## Exercise prompt:
List each line of the data that holds the word "title".
*** Opening Given information ***
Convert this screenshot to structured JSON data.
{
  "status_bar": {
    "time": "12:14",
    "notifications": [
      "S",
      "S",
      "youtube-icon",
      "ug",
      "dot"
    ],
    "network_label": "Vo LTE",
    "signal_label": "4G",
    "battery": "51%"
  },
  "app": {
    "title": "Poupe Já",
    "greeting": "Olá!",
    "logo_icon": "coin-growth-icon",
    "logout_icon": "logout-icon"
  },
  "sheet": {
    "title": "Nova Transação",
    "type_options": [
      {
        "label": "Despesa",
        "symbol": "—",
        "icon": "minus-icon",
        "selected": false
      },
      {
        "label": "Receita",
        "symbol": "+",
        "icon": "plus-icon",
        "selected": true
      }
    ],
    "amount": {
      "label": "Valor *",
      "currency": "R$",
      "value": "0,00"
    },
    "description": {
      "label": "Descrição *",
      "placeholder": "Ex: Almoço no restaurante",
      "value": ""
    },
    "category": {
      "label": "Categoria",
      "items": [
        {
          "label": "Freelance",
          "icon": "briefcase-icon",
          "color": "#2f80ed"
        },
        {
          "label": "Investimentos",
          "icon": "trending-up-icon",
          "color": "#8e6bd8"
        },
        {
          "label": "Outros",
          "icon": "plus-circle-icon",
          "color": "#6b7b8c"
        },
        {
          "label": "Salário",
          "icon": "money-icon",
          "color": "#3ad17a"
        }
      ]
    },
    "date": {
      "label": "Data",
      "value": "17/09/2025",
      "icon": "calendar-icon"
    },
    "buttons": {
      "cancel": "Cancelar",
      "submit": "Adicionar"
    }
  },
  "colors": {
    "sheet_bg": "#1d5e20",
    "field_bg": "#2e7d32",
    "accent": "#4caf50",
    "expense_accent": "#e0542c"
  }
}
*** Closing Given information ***
## Solution for this exercise:
    "title": "Poupe Já",
    "title": "Nova Transação",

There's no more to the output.